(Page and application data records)
•••

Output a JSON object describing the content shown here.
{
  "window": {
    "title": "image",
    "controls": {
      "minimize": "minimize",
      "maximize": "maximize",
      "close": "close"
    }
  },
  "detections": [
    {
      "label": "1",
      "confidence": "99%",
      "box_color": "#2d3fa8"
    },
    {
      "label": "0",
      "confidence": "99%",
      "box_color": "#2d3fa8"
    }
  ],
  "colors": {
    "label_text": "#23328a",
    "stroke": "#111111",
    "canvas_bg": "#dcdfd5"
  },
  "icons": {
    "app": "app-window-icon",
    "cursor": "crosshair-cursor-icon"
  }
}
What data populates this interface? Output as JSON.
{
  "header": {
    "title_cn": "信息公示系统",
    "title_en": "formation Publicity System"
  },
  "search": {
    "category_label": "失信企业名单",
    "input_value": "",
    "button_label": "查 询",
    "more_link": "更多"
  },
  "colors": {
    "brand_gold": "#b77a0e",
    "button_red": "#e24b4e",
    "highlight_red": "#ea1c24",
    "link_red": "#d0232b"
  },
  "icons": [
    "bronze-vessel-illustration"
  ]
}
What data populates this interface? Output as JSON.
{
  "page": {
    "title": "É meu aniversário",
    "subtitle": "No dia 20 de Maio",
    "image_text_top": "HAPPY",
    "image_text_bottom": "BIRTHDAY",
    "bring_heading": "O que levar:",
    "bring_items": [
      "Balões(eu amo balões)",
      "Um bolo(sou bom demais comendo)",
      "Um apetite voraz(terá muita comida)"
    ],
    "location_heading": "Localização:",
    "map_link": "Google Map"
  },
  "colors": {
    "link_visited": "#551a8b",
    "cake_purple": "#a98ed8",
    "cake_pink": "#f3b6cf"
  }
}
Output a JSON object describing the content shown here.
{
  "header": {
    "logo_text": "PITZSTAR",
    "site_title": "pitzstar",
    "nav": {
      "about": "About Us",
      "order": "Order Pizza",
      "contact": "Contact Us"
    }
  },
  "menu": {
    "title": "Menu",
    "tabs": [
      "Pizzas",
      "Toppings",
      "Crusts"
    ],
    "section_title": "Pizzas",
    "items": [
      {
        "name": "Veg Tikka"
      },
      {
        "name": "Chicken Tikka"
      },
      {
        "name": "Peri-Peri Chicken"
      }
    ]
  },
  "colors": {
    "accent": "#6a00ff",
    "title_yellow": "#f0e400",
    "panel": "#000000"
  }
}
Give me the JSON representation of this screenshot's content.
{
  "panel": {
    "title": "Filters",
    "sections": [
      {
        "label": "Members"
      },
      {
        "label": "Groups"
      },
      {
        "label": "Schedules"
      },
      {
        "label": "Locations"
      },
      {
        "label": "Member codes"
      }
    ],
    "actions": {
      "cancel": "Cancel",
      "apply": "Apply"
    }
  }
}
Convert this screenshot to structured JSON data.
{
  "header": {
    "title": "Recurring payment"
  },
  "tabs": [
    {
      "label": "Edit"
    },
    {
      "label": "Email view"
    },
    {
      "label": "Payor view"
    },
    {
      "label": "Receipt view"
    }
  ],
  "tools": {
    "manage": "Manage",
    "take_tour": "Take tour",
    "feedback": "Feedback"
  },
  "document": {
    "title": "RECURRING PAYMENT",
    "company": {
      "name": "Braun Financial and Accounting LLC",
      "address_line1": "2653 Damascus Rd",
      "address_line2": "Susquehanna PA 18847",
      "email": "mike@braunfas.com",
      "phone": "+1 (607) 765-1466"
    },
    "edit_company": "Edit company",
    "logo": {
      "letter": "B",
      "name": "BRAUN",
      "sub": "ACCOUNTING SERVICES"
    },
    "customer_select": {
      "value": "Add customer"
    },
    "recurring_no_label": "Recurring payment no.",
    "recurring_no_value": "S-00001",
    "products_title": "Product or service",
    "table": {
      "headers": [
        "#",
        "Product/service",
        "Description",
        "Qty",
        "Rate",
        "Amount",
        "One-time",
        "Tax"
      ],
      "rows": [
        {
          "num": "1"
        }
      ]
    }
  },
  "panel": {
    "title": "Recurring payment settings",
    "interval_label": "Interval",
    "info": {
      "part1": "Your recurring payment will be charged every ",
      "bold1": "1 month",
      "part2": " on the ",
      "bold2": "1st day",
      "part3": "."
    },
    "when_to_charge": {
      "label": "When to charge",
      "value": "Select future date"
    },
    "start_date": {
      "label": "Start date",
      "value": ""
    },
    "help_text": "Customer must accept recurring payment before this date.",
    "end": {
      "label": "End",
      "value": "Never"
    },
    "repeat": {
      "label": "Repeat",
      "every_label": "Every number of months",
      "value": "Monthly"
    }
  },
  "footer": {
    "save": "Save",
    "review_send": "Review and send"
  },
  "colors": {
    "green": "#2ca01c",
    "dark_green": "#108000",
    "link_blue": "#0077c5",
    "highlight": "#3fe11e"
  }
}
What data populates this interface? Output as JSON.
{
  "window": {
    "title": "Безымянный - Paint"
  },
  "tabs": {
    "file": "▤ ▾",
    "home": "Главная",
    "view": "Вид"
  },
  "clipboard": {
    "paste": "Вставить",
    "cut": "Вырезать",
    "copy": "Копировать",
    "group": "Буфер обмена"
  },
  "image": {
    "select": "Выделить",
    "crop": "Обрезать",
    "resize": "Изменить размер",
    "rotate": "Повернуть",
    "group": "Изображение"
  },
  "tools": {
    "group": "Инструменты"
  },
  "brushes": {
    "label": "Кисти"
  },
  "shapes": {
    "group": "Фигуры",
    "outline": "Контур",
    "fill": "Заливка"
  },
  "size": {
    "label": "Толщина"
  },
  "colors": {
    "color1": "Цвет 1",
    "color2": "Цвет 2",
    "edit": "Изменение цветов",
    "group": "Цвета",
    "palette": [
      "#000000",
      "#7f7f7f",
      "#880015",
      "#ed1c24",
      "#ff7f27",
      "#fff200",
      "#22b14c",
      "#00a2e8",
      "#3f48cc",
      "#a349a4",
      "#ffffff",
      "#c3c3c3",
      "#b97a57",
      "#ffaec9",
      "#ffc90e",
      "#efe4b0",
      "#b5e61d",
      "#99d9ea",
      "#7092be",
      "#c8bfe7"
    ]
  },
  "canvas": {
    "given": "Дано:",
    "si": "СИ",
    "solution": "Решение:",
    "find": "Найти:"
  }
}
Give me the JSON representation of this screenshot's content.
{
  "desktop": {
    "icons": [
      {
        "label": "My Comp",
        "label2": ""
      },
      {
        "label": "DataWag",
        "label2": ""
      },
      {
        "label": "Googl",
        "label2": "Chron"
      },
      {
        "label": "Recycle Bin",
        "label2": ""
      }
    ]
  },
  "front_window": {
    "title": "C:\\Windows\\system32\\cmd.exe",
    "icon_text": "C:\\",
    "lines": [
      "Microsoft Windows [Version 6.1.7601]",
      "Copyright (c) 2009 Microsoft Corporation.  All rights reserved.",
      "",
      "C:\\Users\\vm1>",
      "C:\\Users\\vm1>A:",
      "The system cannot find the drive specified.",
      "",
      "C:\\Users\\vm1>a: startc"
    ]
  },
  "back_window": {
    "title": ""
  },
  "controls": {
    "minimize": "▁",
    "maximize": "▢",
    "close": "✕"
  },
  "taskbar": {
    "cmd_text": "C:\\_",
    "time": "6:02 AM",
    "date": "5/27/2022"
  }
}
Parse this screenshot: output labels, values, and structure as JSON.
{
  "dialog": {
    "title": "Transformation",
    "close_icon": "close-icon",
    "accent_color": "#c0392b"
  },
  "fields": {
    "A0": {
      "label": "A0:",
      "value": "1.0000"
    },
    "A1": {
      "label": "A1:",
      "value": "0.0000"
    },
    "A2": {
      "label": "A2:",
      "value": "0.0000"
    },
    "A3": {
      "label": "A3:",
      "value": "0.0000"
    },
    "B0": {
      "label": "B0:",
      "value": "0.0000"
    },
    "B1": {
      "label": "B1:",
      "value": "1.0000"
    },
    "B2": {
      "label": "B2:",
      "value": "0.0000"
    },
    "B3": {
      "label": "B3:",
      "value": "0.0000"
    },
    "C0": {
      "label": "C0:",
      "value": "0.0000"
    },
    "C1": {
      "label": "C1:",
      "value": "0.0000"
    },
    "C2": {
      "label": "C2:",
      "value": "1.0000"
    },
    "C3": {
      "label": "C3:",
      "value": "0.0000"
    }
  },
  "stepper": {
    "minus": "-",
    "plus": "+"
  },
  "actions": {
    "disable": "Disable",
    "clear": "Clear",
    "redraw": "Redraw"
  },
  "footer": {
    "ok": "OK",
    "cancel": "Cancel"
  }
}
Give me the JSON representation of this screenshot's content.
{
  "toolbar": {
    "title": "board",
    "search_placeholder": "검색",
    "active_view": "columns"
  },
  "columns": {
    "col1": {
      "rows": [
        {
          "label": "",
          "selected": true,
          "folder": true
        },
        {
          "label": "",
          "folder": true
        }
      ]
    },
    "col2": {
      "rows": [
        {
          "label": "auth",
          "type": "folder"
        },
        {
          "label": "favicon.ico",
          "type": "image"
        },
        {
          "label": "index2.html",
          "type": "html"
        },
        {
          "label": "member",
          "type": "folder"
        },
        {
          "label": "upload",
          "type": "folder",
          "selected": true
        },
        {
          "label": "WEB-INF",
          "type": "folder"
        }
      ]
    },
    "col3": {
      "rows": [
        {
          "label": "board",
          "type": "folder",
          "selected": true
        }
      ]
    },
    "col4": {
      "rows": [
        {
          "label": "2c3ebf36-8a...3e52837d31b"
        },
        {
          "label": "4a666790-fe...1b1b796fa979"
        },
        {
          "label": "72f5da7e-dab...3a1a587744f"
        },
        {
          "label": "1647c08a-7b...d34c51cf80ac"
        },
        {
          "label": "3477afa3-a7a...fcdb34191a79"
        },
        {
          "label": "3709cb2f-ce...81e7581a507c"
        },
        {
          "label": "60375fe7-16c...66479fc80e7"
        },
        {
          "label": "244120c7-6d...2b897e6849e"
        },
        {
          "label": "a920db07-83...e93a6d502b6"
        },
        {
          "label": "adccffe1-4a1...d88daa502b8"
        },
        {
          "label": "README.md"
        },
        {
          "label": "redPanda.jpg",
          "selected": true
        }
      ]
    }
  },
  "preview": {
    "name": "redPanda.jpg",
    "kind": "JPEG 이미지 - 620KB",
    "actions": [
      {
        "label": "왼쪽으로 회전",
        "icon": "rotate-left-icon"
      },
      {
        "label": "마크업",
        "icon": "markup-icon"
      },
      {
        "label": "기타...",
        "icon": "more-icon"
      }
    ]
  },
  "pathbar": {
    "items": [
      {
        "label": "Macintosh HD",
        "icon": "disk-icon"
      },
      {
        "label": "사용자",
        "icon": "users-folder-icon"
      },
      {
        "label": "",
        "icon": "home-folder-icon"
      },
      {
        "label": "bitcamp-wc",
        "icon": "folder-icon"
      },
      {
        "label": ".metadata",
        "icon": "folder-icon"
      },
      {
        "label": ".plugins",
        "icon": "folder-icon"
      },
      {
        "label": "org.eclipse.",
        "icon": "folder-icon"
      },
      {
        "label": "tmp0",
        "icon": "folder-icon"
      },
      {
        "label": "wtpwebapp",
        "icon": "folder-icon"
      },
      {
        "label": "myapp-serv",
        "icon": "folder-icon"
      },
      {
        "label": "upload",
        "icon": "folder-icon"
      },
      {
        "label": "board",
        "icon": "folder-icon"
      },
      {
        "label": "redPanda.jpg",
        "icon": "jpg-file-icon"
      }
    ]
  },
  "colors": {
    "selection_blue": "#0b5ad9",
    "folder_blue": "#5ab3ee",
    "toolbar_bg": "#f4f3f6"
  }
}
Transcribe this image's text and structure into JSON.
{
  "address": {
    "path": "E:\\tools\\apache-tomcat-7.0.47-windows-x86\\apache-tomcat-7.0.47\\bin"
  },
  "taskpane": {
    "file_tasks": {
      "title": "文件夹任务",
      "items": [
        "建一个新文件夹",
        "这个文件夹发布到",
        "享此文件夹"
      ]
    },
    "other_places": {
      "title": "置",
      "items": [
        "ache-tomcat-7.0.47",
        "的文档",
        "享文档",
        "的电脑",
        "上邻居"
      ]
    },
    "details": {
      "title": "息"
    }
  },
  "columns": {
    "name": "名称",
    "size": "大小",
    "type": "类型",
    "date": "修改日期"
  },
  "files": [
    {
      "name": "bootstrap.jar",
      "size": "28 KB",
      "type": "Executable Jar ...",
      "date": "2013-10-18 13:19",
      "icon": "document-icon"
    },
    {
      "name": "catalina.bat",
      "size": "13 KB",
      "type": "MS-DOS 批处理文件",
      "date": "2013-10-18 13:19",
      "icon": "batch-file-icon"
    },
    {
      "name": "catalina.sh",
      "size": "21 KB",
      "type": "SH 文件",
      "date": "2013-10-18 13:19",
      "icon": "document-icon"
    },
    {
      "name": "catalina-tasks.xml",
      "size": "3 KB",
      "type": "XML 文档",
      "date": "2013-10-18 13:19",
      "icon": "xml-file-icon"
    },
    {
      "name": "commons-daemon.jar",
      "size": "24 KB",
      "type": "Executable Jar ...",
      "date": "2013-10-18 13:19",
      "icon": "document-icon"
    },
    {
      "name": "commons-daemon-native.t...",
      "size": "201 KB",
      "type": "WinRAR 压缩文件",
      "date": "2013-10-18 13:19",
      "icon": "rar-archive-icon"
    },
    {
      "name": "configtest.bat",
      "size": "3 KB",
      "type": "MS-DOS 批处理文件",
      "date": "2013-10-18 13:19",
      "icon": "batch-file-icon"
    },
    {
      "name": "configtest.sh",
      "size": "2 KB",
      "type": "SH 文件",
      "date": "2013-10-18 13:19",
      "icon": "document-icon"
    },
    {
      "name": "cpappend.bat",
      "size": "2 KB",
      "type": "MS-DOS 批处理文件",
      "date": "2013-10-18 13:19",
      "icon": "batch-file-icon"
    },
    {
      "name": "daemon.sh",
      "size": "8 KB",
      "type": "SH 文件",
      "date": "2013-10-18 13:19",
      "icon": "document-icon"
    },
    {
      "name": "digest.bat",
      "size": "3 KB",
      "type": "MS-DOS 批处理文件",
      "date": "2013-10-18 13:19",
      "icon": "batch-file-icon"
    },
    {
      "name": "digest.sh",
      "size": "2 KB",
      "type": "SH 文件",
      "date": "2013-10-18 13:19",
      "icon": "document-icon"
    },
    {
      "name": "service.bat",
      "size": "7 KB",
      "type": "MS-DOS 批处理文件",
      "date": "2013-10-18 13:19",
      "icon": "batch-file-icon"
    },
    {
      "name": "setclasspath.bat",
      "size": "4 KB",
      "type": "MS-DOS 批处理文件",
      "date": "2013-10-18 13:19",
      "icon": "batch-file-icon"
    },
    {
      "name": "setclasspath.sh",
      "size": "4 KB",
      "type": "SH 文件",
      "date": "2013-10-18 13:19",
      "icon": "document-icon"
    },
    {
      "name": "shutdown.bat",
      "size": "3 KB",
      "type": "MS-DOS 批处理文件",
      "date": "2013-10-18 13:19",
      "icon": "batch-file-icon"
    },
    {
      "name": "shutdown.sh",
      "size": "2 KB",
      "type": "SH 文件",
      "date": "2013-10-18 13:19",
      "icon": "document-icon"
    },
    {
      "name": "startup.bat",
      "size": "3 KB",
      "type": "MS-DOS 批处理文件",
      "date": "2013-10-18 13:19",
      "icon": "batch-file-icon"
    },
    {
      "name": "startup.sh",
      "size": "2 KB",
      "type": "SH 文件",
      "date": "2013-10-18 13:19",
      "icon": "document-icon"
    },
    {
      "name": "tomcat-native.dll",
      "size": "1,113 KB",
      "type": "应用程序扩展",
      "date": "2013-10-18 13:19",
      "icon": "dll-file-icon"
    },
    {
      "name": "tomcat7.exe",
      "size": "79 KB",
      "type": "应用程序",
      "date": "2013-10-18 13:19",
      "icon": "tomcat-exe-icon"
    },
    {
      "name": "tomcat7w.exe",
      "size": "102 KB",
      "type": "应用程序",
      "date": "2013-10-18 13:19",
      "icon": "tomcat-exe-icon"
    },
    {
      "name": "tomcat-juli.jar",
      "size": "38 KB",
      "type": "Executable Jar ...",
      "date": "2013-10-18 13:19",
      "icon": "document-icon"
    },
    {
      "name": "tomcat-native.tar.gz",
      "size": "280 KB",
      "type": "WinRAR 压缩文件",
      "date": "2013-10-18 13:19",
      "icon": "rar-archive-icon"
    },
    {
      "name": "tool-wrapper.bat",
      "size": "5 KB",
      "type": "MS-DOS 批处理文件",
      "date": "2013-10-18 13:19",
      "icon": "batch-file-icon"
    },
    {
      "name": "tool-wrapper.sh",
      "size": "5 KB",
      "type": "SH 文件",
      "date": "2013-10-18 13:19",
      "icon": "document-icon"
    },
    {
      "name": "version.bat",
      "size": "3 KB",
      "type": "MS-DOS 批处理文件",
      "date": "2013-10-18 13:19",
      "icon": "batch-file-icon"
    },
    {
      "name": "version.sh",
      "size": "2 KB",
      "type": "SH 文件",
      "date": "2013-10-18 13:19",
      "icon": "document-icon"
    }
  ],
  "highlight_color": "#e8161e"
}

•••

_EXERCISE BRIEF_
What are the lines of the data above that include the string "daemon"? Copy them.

_SOLUTION TO THIS TASK_
      "name": "commons-daemon.jar",
      "name": "commons-daemon-native.t...",
      "name": "daemon.sh",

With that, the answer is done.